By TERRY LYONS, contributing columnist @TheDailyPayoff
American Pharoah’s run to the Triple Crown grabbed our fair share of attention recently, watching intently as the once-in-a-generation thoroughbred won graded stakes at Churchill Downs, Pimlico and Belmont Raceway.
American Pharoah delivered on the track, but his Triple Crown win translated into only 18.6 million television viewers on NBC, down from the 20.6 million fans who tuned into California Chrome’s failed bid at The Belmont in 2014. When Pharoah had the Triple Crown on the line at The Belmont, you might’ve thought the stakes were as high as they’d get ,but as spring turns to summer and the stretch-run at Belmont is in the rearview, there’s no higher stakes in professional sports than that of the TV ratings game.
Certainly the National Hockey League and NBC benefitted from a strong audience lead-in from The Belmont, as Game 2 of the Stanley Cup Final calculated a tune-in of 6.6 million viewers for Game 2 of the series between the Tampa Bay Lightening and Chicago Blackhawks, the strongest non-clinching game TV audience since 1994. The data will improve as the Stanley Cup series, split 2-2 as of this writing, moves on to Tampa for a pivotal fifth game.
Meanwhile, after the longest break in NBA playoff history between the Conference Finals and the NBA Finals, the Golden State Warriors and the Cleveland Cavaliers are in the midst of a memorable NBA Finals series, with MVP Steph Curry of the Warriors and the league’s best player, Lebron James of the Cavs doing battle on the court. However, the real numbers are being crunched off the court by the Disney Corporation, the caretakers of ABC Sports, cash cow cable entity ESPN and the NBA on ESPN property.
As of this writing, the 2015 NBA Finals are the highest-rated ever on ABC with Game 4 delivering a 13.9 overnight rating to be joined with the league’s soaring numbers after the first three games of the Finals. Those ratings points translate to some 18.6 million viewers turning into the series, with the numbers — like the NHL’s — sure to go up as the league is guaranteed no fewer than six games to determine the champion.

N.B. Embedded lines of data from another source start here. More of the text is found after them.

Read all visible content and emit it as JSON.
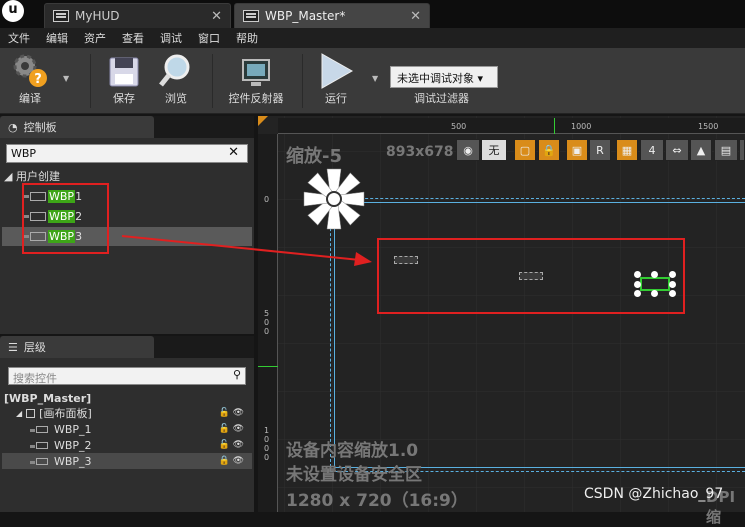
{
  "titlebar": {
    "logo": "u",
    "tabs": [
      {
        "label": "MyHUD",
        "close": "✕"
      },
      {
        "label": "WBP_Master*",
        "close": "✕"
      }
    ]
  },
  "menu": [
    "文件",
    "编辑",
    "资产",
    "查看",
    "调试",
    "窗口",
    "帮助"
  ],
  "toolbar": {
    "compile": "编译",
    "save": "保存",
    "browse": "浏览",
    "reflector": "控件反射器",
    "run": "运行",
    "debug_select": "未选中调试对象",
    "debug_filter": "调试过滤器"
  },
  "palette": {
    "title": "控制板",
    "search_value": "WBP",
    "category": "用户创建",
    "items": [
      {
        "tag": "WBP",
        "suffix": " 1"
      },
      {
        "tag": "WBP",
        "suffix": " 2"
      },
      {
        "tag": "WBP",
        "suffix": " 3"
      }
    ]
  },
  "hierarchy": {
    "title": "层级",
    "search_placeholder": "搜索控件",
    "root": "[WBP_Master]",
    "canvas": "[画布面板]",
    "children": [
      "WBP_1",
      "WBP_2",
      "WBP_3"
    ]
  },
  "designer": {
    "zoom": "缩放-5",
    "resolution": "893x678",
    "ruler_top": [
      "500",
      "1000",
      "1500"
    ],
    "ruler_left_0": "0",
    "ruler_left_500": [
      "5",
      "0",
      "0"
    ],
    "ruler_left_1000": [
      "1",
      "0",
      "0",
      "0"
    ],
    "btn_none": "无",
    "btn_r": "R",
    "btn_4": "4",
    "info_scale": "设备内容缩放1.0",
    "info_safe": "未设置设备安全区",
    "info_size": "1280 x 720（16:9）",
    "dpi": "DPI缩"
  },
  "watermark": "CSDN @Zhichao_97",
  "colors": {
    "accent_green": "#3da517",
    "annotation_red": "#e02020",
    "selection_blue": "#5ab0e0",
    "orange": "#d98c1a"
  }
}
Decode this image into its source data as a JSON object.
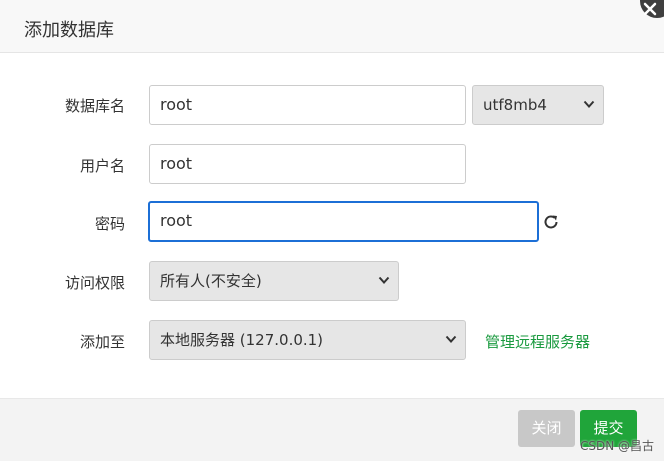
{
  "dialog": {
    "title": "添加数据库"
  },
  "form": {
    "db_name_label": "数据库名",
    "db_name_value": "root",
    "charset_value": "utf8mb4",
    "user_label": "用户名",
    "user_value": "root",
    "password_label": "密码",
    "password_value": "root",
    "access_label": "访问权限",
    "access_value": "所有人(不安全)",
    "add_to_label": "添加至",
    "add_to_value": "本地服务器 (127.0.0.1)",
    "manage_remote_link": "管理远程服务器"
  },
  "footer": {
    "close_label": "关闭",
    "submit_label": "提交"
  },
  "watermark": "CSDN @昌古",
  "colors": {
    "focus_border": "#1c6fd6",
    "link": "#1a9a3f",
    "submit_bg": "#20a53a",
    "close_bg": "#c8c8c8"
  },
  "icons": {
    "close": "close-icon",
    "refresh": "refresh-icon",
    "dropdown": "chevron-down-icon"
  }
}
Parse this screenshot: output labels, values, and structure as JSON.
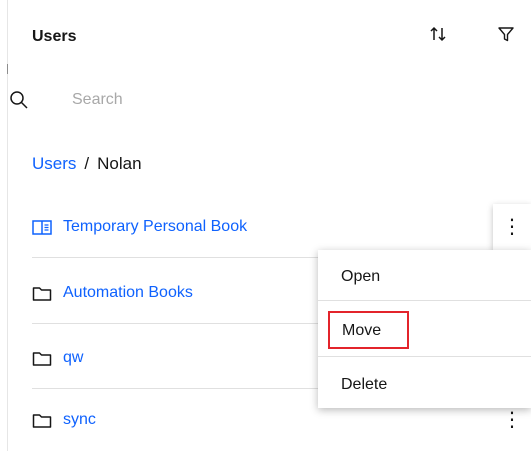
{
  "header": {
    "title": "Users",
    "icons": [
      "sort-arrows-icon",
      "filter-icon"
    ]
  },
  "search": {
    "placeholder": "Search",
    "value": ""
  },
  "breadcrumb": {
    "root": "Users",
    "separator": "/",
    "current": "Nolan"
  },
  "list": {
    "items": [
      {
        "label": "Temporary Personal Book",
        "icon": "book-icon"
      },
      {
        "label": "Automation Books",
        "icon": "folder-icon"
      },
      {
        "label": "qw",
        "icon": "folder-icon"
      },
      {
        "label": "sync",
        "icon": "folder-icon"
      }
    ],
    "menu_glyph": "⋮"
  },
  "overflow_menu": {
    "items": [
      "Open",
      "Move",
      "Delete"
    ],
    "highlighted": "Move"
  },
  "colors": {
    "link": "#0f62fe",
    "text": "#161616",
    "placeholder": "#a8a8a8",
    "divider": "#e0e0e0",
    "highlight": "#e3242b"
  }
}
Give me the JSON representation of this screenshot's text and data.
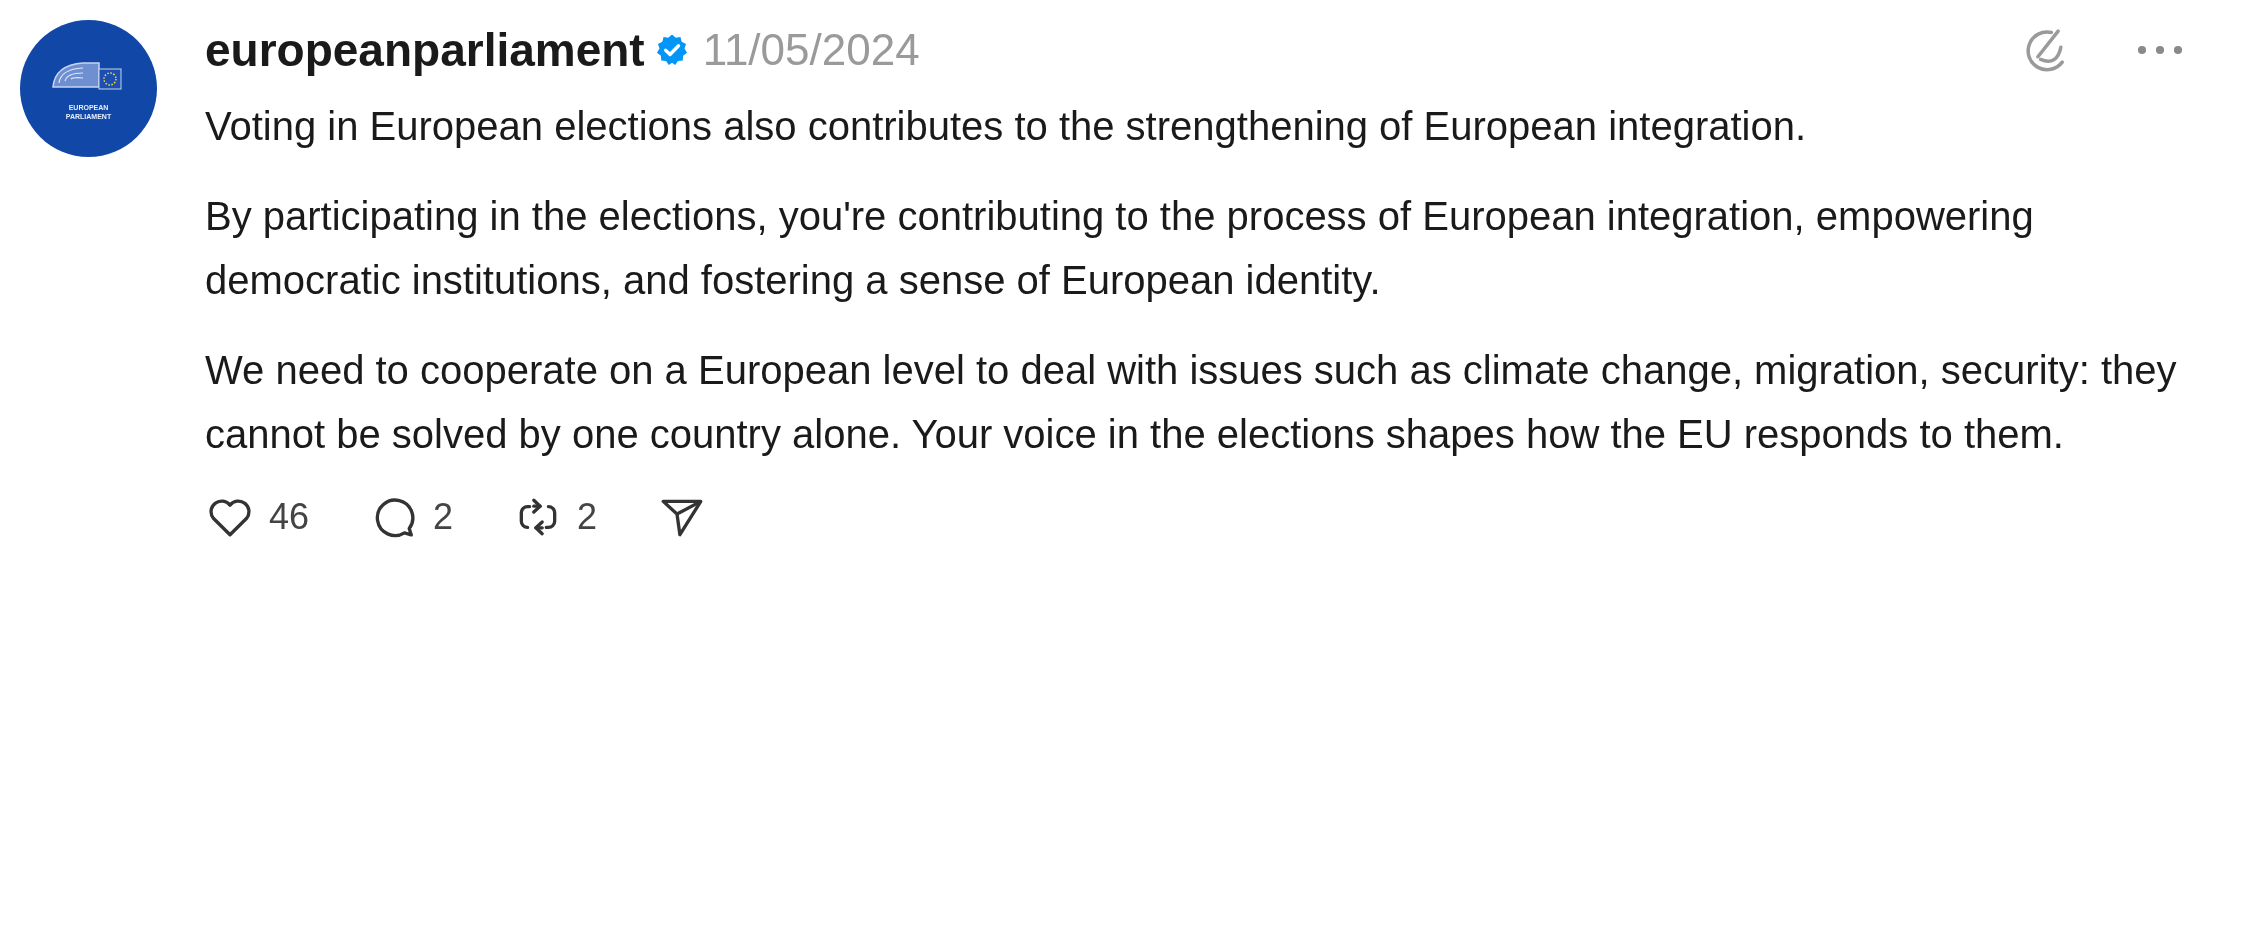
{
  "post": {
    "avatar": {
      "caption": [
        "EUROPEAN",
        "PARLIAMENT"
      ]
    },
    "username": "europeanparliament",
    "verified": true,
    "date": "11/05/2024",
    "paragraphs": [
      "Voting in European elections also contributes to the strengthening of European integration.",
      "By participating in the elections, you're contributing to the process of European integration, empowering democratic institutions, and fostering a sense of European identity.",
      "We need to cooperate on a European level to deal with issues such as climate change, migration, security: they cannot be solved by one country alone. Your voice in the elections shapes how the EU responds to them."
    ],
    "actions": [
      {
        "kind": "like",
        "count": "46"
      },
      {
        "kind": "comment",
        "count": "2"
      },
      {
        "kind": "repost",
        "count": "2"
      },
      {
        "kind": "share"
      }
    ]
  }
}
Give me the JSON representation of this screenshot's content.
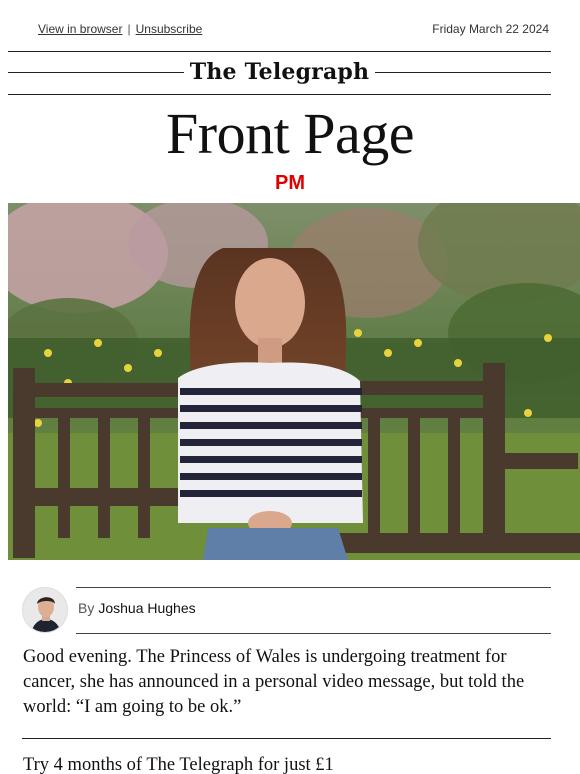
{
  "header": {
    "view_in_browser": "View in browser",
    "separator": "|",
    "unsubscribe": "Unsubscribe",
    "date": "Friday March 22 2024"
  },
  "masthead": {
    "logo": "The Telegraph"
  },
  "title": "Front Page",
  "edition": "PM",
  "hero": {
    "icon": "hero-photo"
  },
  "byline": {
    "prefix": "By",
    "author": "Joshua Hughes"
  },
  "lede": "Good evening. The Princess of Wales is undergoing treatment for cancer, she has announced in a personal video message, but told the world: “I am going to be ok.”",
  "promo": "Try 4 months of The Telegraph for just £1",
  "colors": {
    "accent": "#e00000",
    "text": "#111111",
    "rule": "#222222"
  }
}
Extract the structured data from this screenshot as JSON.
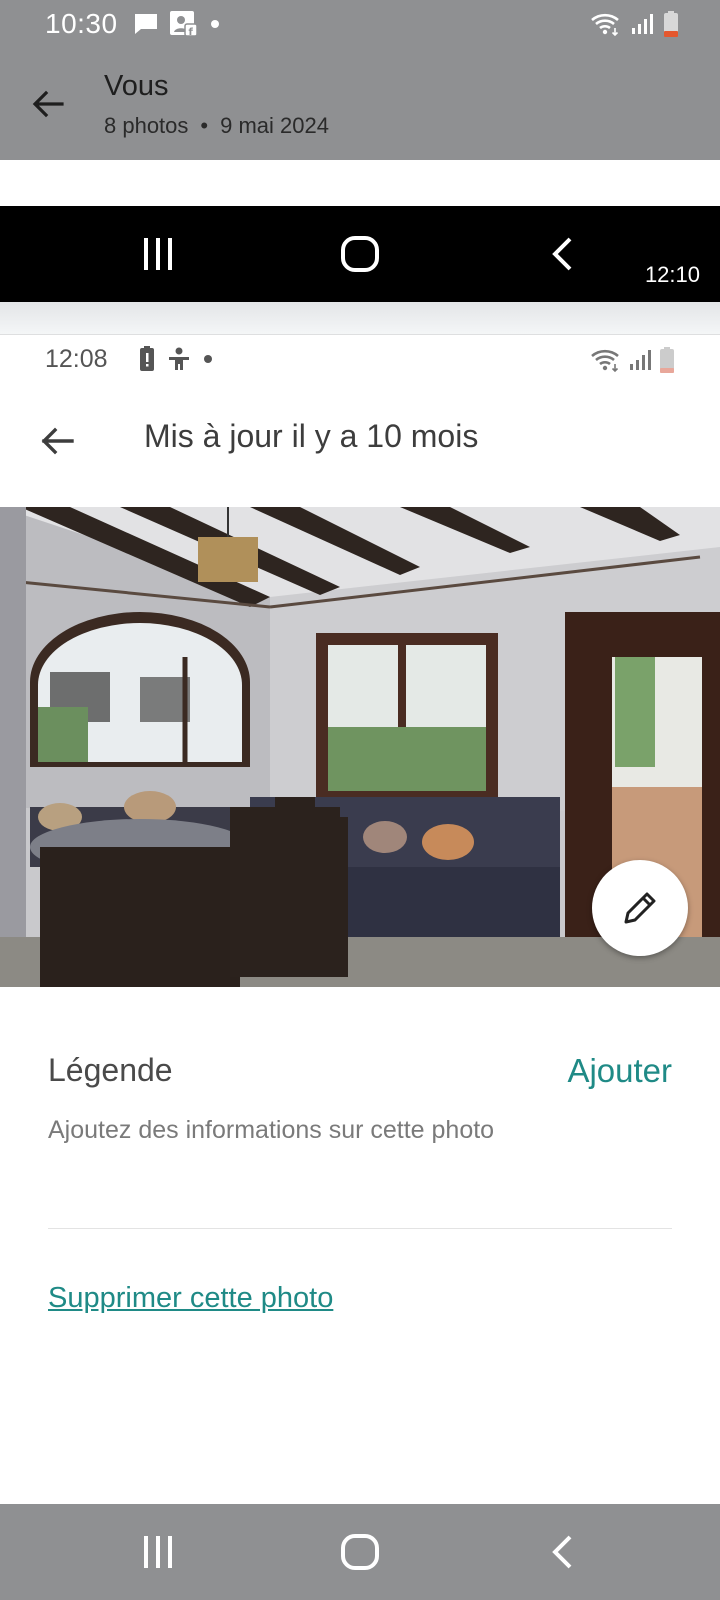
{
  "outer_status_bar": {
    "time": "10:30",
    "icons": [
      "message-icon",
      "facebook-contact-icon",
      "notification-dot-icon",
      "wifi-icon",
      "signal-icon",
      "battery-low-icon"
    ]
  },
  "outer_header": {
    "title": "Vous",
    "photo_count": "8 photos",
    "separator": "•",
    "date": "9 mai 2024"
  },
  "inner_navbar": {
    "clock": "12:10",
    "buttons": [
      "recent-apps-icon",
      "home-icon",
      "back-chevron-icon"
    ]
  },
  "inner_status_bar": {
    "time": "12:08",
    "icons": [
      "battery-alert-icon",
      "accessibility-icon",
      "notification-dot-icon",
      "wifi-icon",
      "signal-icon",
      "battery-icon"
    ]
  },
  "inner_header": {
    "title": "Mis à jour il y a 10 mois"
  },
  "caption": {
    "label": "Légende",
    "add_label": "Ajouter",
    "help_text": "Ajoutez des informations sur cette photo"
  },
  "delete_label": "Supprimer cette photo",
  "colors": {
    "accent": "#1f8a86",
    "dim_overlay": "#8f9092"
  }
}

Delving deeper into the NBA on ABC numbers, the Nielsen ratings in Game 4 were up 31 percent from the Miami vs. San Antonio numbers of a year ago with the ABC ratings averaging 13.1 (overnight), up some 26 percent over 2014. Of course, those are record-setting numbers for ABC Sports and do not factor against the record numbers the NBA did when NBC Sports carried the property. During that run, veteran broadcast chief Dick Ebersol put the pedal to the metal to promote Michael Jordan and the Chicago Bulls to the tune of a Game 6 1998 NBA Finals record rating of 18 No fewer than 30 million tuned into the NBA from United States households, alone, never mind the growing international audience for basketball.
To be clear, the television ratings game of the winter-spring sports, such as horse racing, ice hockey and basketball cannot and will not compete with the television audience for the NFL’s biggest game – The Super Bowl. Last February, the New England Patriots exciting victory over the Seattle Seahawks saw a Nielsen rating blockbuster of 47.5 that translated to a US audience of 114.4 million viewers for the NFL and TV’s biggest audience of the year. Quite simply, there will never be a sporting audience viewing a game on TV that is larger than the NFL’s Super Bowl audience.
The other interesting point of comparison in the high stakes ratings game for televised sports properties in Major League Baseball which saw an 8.2 ratings average and 13.8 million viewers tune into the 2014 World Series, according to Sports Media Watch. Between Jordan’s last game in 1998 and 2008, the World Series consistently out-rated the NBA Finals. But, over the past five years (2010-2014), the NBA Finals has out-rated Major League Baseball’s World Series and the trend is surely going to continue in 2015, unless October brings about a miracle story (Insert Chicago Cubs joke here!)
One other interesting factor in televised sports ratings is to look at the numbers from the competing local markets. In Cleveland, Game 4 of the NBA Finals generated a 45.7 rating for the 20+ point Golden State blowout of the Cavs. In the Bay Area (SF market), the broadcast delivered a solid 30.5 rating. Pretty amazing audience numbers for the NBA which was largely criticized, especially by NASCAR and Fox Sports tv executives, when the 2003 NBA Finals drew all-time ratings lows of 6.5 for the New Jersey Nets vs. San Antonio Spurs series.
That was a long time ago.